Source data:

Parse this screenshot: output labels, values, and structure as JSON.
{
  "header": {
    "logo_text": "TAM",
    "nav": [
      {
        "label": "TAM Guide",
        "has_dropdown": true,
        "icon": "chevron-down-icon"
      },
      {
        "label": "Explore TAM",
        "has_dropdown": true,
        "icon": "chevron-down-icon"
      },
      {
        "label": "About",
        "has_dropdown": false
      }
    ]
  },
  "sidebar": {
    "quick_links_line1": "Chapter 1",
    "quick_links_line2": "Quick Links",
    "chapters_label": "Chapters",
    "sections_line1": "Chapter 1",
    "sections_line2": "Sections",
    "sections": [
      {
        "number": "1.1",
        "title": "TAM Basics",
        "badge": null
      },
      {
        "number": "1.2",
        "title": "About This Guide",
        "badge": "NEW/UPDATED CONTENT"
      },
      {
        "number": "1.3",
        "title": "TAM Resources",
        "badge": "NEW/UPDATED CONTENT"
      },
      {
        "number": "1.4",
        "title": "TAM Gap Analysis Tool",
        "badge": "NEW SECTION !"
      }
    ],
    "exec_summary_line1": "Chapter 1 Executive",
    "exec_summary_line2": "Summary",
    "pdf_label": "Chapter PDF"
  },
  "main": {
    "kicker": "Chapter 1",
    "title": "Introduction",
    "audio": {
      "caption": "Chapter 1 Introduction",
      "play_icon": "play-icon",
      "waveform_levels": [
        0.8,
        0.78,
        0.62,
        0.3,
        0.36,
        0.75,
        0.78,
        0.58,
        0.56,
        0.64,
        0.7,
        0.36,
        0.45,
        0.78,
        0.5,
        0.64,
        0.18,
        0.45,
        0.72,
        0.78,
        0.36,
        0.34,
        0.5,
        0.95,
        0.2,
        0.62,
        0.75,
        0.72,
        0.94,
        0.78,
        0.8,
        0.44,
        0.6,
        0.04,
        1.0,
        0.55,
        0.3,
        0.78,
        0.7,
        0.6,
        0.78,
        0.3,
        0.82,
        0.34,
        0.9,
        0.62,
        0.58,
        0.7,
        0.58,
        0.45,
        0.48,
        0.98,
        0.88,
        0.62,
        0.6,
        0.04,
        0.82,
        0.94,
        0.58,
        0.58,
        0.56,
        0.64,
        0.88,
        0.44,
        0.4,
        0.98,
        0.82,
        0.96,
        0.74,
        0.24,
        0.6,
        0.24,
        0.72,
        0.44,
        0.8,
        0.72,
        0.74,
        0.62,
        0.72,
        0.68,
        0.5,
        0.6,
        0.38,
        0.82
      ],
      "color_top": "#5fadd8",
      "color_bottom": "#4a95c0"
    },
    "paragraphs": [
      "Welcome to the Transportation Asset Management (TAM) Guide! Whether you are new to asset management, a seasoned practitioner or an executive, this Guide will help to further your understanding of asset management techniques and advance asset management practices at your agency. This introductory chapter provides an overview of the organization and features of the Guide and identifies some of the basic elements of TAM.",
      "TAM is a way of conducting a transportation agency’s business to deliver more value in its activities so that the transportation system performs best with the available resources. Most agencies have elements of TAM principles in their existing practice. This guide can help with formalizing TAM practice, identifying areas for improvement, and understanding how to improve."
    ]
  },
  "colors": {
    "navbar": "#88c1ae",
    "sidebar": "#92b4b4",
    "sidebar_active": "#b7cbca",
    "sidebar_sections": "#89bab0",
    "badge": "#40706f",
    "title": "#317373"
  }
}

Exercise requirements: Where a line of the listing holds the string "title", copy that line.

Answer section:
        "title": "TAM Basics",
        "title": "About This Guide",
        "title": "TAM Resources",
        "title": "TAM Gap Analysis Tool",
    "title": "Introduction",
    "title": "#317373"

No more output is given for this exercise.